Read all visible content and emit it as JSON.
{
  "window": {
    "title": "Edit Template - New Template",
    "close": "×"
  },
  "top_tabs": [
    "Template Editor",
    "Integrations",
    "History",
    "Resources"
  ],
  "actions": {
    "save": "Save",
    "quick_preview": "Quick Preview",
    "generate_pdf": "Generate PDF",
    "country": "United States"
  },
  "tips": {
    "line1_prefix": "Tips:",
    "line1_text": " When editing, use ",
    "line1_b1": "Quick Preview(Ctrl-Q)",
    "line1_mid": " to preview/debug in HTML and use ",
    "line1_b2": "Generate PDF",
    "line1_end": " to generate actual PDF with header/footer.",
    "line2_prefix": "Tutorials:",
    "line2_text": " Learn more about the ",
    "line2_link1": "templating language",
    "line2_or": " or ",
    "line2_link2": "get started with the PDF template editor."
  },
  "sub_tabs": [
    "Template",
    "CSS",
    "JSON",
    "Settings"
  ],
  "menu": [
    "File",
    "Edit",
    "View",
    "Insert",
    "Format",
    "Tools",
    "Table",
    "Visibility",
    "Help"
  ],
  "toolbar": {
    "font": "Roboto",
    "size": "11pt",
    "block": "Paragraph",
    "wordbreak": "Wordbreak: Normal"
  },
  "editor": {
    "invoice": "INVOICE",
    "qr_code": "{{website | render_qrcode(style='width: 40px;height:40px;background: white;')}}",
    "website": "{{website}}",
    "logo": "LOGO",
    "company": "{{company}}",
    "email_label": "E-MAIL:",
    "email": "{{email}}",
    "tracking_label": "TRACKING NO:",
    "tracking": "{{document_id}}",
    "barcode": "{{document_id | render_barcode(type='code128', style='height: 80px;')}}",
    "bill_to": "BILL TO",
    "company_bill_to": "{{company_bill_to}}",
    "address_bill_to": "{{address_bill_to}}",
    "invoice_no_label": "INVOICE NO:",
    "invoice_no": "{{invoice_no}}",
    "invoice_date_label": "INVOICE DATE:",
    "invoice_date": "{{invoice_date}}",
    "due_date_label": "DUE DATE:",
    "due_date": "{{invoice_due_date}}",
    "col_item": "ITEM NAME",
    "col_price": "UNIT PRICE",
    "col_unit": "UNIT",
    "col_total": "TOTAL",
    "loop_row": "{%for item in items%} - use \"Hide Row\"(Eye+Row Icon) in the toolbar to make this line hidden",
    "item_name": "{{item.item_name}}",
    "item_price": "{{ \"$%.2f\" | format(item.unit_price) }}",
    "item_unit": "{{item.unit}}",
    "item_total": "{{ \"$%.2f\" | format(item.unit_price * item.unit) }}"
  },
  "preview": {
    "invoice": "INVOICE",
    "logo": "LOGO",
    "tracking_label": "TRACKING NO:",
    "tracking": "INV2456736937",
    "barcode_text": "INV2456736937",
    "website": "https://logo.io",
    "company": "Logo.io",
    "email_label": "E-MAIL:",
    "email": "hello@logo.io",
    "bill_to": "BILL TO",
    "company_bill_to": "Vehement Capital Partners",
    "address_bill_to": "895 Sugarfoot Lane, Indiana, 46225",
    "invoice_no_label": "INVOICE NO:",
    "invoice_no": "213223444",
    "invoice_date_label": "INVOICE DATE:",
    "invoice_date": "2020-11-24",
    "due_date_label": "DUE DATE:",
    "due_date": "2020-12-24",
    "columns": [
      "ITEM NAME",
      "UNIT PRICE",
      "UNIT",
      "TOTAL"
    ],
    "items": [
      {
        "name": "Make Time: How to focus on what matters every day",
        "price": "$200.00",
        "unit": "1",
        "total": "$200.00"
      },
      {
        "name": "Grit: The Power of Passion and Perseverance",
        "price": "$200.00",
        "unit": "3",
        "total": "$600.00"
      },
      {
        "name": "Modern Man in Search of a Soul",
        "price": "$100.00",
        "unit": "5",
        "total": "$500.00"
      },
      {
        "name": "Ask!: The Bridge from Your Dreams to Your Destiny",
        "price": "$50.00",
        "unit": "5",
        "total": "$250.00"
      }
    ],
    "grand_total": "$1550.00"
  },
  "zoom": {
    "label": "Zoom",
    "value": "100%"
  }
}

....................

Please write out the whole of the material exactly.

Read all visible content and emit it as JSON.
{
  "window": {
    "title": "Edit Template - New Template",
    "close": "×"
  },
  "top_tabs": [
    "Template Editor",
    "Integrations",
    "History",
    "Resources"
  ],
  "actions": {
    "save": "Save",
    "quick_preview": "Quick Preview",
    "generate_pdf": "Generate PDF",
    "country": "United States"
  },
  "tips": {
    "line1_prefix": "Tips:",
    "line1_text": " When editing, use ",
    "line1_b1": "Quick Preview(Ctrl-Q)",
    "line1_mid": " to preview/debug in HTML and use ",
    "line1_b2": "Generate PDF",
    "line1_end": " to generate actual PDF with header/footer.",
    "line2_prefix": "Tutorials:",
    "line2_text": " Learn more about the ",
    "line2_link1": "templating language",
    "line2_or": " or ",
    "line2_link2": "get started with the PDF template editor."
  },
  "sub_tabs": [
    "Template",
    "CSS",
    "JSON",
    "Settings"
  ],
  "menu": [
    "File",
    "Edit",
    "View",
    "Insert",
    "Format",
    "Tools",
    "Table",
    "Visibility",
    "Help"
  ],
  "toolbar": {
    "font": "Roboto",
    "size": "11pt",
    "block": "Paragraph",
    "wordbreak": "Wordbreak: Normal"
  },
  "editor": {
    "invoice": "INVOICE",
    "qr_code": "{{website | render_qrcode(style='width: 40px;height:40px;background: white;')}}",
    "website": "{{website}}",
    "logo": "LOGO",
    "company": "{{company}}",
    "email_label": "E-MAIL:",
    "email": "{{email}}",
    "tracking_label": "TRACKING NO:",
    "tracking": "{{document_id}}",
    "barcode": "{{document_id | render_barcode(type='code128', style='height: 80px;')}}",
    "bill_to": "BILL TO",
    "company_bill_to": "{{company_bill_to}}",
    "address_bill_to": "{{address_bill_to}}",
    "invoice_no_label": "INVOICE NO:",
    "invoice_no": "{{invoice_no}}",
    "invoice_date_label": "INVOICE DATE:",
    "invoice_date": "{{invoice_date}}",
    "due_date_label": "DUE DATE:",
    "due_date": "{{invoice_due_date}}",
    "col_item": "ITEM NAME",
    "col_price": "UNIT PRICE",
    "col_unit": "UNIT",
    "col_total": "TOTAL",
    "loop_row": "{%for item in items%} - use \"Hide Row\"(Eye+Row Icon) in the toolbar to make this line hidden",
    "item_name": "{{item.item_name}}",
    "item_price": "{{ \"$%.2f\" | format(item.unit_price) }}",
    "item_unit": "{{item.unit}}",
    "item_total": "{{ \"$%.2f\" | format(item.unit_price * item.unit) }}"
  },
  "preview": {
    "invoice": "INVOICE",
    "logo": "LOGO",
    "tracking_label": "TRACKING NO:",
    "tracking": "INV2456736937",
    "barcode_text": "INV2456736937",
    "website": "https://logo.io",
    "company": "Logo.io",
    "email_label": "E-MAIL:",
    "email": "hello@logo.io",
    "bill_to": "BILL TO",
    "company_bill_to": "Vehement Capital Partners",
    "address_bill_to": "895 Sugarfoot Lane, Indiana, 46225",
    "invoice_no_label": "INVOICE NO:",
    "invoice_no": "213223444",
    "invoice_date_label": "INVOICE DATE:",
    "invoice_date": "2020-11-24",
    "due_date_label": "DUE DATE:",
    "due_date": "2020-12-24",
    "columns": [
      "ITEM NAME",
      "UNIT PRICE",
      "UNIT",
      "TOTAL"
    ],
    "items": [
      {
        "name": "Make Time: How to focus on what matters every day",
        "price": "$200.00",
        "unit": "1",
        "total": "$200.00"
      },
      {
        "name": "Grit: The Power of Passion and Perseverance",
        "price": "$200.00",
        "unit": "3",
        "total": "$600.00"
      },
      {
        "name": "Modern Man in Search of a Soul",
        "price": "$100.00",
        "unit": "5",
        "total": "$500.00"
      },
      {
        "name": "Ask!: The Bridge from Your Dreams to Your Destiny",
        "price": "$50.00",
        "unit": "5",
        "total": "$250.00"
      }
    ],
    "grand_total": "$1550.00"
  },
  "zoom": {
    "label": "Zoom",
    "value": "100%"
  }
}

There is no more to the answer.